Tourette syndrome (TS) is a neurological condition characterized by involuntary movements or sounds, known as tics, which usually begin in childhood and may subside or continue into adulthood. Patients living with Tourette syndrome can have difficulty integrating into society and coping with daily activities, as a result of the syndrome.
Fortunately, the majority of patients will find that their symptoms subside within approximately ten years. One in three patients tends to suffer from the condition for their lifetime, although the severity typically reduces as they get older, reducing their reliance on medications and other management techniques.
The main symptoms of Tourette syndrome relate to tics, which can vary considerably for each patient. They may include:
Simple vocal tics (e.g. coughing, sniffing, blowing, screaming)

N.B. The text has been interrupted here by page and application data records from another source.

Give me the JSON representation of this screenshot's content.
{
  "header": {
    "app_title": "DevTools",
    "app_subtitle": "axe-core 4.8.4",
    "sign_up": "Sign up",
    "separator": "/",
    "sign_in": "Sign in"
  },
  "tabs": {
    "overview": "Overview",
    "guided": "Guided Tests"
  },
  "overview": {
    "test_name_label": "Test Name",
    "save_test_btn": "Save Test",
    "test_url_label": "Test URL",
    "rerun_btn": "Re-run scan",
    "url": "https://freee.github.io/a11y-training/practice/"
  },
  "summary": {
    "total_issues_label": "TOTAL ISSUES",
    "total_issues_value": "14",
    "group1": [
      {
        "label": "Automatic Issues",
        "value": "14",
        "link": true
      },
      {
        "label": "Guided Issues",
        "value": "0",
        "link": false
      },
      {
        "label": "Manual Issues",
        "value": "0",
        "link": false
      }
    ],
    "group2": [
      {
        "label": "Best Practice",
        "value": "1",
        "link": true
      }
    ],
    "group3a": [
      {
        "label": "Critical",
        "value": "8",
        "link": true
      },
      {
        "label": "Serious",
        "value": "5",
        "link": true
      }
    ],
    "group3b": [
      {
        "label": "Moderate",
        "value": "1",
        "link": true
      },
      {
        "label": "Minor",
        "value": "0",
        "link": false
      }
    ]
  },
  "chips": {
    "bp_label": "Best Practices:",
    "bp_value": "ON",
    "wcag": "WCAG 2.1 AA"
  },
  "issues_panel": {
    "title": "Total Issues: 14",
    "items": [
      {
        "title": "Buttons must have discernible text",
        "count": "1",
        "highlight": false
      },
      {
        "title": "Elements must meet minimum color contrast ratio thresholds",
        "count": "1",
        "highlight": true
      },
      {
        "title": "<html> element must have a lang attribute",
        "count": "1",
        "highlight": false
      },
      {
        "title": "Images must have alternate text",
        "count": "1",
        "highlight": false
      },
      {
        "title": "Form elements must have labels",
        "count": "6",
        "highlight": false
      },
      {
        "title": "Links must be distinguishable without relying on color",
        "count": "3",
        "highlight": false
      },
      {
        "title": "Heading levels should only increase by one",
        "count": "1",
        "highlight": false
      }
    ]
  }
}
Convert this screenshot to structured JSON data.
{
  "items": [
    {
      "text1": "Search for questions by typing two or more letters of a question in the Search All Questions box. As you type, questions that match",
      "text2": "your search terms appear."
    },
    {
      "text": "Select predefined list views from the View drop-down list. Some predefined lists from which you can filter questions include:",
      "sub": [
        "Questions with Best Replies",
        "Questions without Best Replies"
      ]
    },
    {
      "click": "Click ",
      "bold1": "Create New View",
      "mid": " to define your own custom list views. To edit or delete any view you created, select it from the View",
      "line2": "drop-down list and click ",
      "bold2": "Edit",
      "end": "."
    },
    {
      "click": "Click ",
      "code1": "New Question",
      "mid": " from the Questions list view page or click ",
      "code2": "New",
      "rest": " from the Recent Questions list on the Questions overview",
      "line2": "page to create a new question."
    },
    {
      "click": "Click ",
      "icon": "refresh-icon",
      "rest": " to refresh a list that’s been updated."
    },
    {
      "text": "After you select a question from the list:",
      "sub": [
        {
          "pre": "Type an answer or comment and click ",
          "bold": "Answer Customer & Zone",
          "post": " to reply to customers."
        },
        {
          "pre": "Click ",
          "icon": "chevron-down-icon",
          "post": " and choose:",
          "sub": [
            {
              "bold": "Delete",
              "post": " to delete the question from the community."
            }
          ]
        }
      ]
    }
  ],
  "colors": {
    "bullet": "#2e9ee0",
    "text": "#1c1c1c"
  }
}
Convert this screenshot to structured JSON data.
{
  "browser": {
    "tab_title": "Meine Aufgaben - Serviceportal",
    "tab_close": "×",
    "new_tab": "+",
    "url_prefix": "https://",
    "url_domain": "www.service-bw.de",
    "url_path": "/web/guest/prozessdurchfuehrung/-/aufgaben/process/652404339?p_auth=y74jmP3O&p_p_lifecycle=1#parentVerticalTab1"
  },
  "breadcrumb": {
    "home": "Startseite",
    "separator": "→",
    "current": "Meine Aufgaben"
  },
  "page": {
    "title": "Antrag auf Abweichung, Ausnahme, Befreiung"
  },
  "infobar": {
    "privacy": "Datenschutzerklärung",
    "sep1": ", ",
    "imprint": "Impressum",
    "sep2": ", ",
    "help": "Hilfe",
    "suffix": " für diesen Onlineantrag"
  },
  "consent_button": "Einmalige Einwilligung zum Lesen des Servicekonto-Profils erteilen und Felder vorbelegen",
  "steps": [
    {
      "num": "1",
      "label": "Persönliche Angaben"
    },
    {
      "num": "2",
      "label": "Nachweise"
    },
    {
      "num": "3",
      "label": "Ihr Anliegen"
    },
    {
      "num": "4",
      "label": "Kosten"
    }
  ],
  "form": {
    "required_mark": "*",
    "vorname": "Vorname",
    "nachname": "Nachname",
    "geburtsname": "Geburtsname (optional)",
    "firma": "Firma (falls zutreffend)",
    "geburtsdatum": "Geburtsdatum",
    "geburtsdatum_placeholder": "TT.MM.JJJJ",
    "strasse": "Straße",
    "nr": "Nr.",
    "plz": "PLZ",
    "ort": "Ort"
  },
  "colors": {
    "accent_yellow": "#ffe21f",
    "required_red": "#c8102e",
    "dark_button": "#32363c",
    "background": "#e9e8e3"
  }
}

Complex vocal tics (e.g. continuously repeating phrases, mimicking others, swearing)
Simple physical tics (e.g. head jerking, neck twisting, teeth grinding, eye rolling, blinking)
Complex physical tics (e.g. shaking, hitting, kicking, mimicking movements)
Many patients also experience an unusual feeling before the tic begins, known as a premonitory sensation. These may include a sore throat, itchy joints, muscle tension or burning in the eyes.
The onset of the tics is usually triggered by certain situations that are high in stress, anxiety, or fatigue. Activities that require high levels of concentration, such as competitive sports or academic reading can lead to a tic beginning.
VIDEO Management with Lifestyle Modifications
There is no cure for Tourette syndrome, but a number of techniques can help in the management of the condition and improve the quality of life for the individual substantially.
Most individuals with Tourette syndrome find that they are able to suppress their tics for a certain amount of time. However, restraining the tics for a long period of time is not thought to be beneficial as it is difficult and tiring for the individual. For this reason, it is best if they are able to release the tic as soon as possible to reduce the severity of the episode.
In many cases, patients are able to reduce the frequency and severity of tics significantly with the use of self-help tips and simple lifestyle changes. These include:
Avoidance of stressful situations that may trigger a tic
Availability of a “calm room” to release the tic away from other individuals.
Involvement in a supportive community (in person or online) to connect with individuals with similar issues.
Partaking in high-concentration activities, such as playing an instrument or competitive sport.
Management with Medication
There are three main pharmaceutical management options that can be used to improve the quality of life for individuals living with Tourette syndrome.
Alpha2-adrenergic agonists (e.g. clonidine) are recommended for mild to moderate cases to stabilize the levels of norepinephrine in the brain and reduce the risk of the tics being triggered.
Muscle relaxants (e.g. baclofen, clonazepam) can be useful in the control of tics, especially those physical in nature.
Dopamine antagonists (e.g. aripiprazole) usually have the most effective results but are associated with more side effects that other medical options. Management with Psychotherapy
Psychotherapy and the involvement of a counselor can help individuals to cope with the social and emotional stress that is associated with Tourette syndrome.
Behavioural therapy is often implemented, encouraging the individual to identify causative situations that tend to lead to the tics, with the help of a counselor. From this point, certain techniques can be adopted to avoid or manage these situations in a more suitable way. Habit reversal is a method that involves relieving the tic by fostering a less noticeable action, such as breathing deeply rather than repeating phrases out loud.